Photo by Pleuntje
Over the years I have taught aspiring composers across every range of education and skill level. Even from the hobbyists to the professionals there are certain issues that come up remarkably often. Here is a list of some of the most common problems I’ve found composers face.
- Good at coming up with ideas, but don’t know what to do with them.
- Getting bored with their own ideas, and thus moving through them too quickly.
- Too many different ideas in the same piece.
- Introducing new ideas near the end of the piece, when they should be heading towards a conclusion.
- Not enough cadences. This means not taking the time to complete a thought but just rambling on and on from one thought to the next. A cadence just means a punctuation mark, it doesn’t have to be a formal harmonic progression.
- Throwing elements into the orchestration because they think they have to (drum loops, big thick whole not pads).
- Following an orchestration pattern religiously (ie. always having melody, rythym and chords) without variety.

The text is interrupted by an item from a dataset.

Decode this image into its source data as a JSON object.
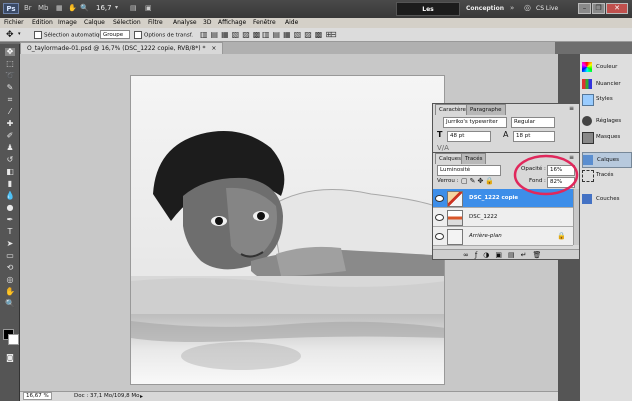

- Not listening to their music to really appreciate the impact. Eg. Intending a drum hit to be big and loud without really considering if it really is! They imagine it being loud so they ignore the reality.
- Impatience. Not letting certain ideas merely exist for a period of time before moving on.
Which of these problems resonates with you? What would you like me to explore further in depth in future posts?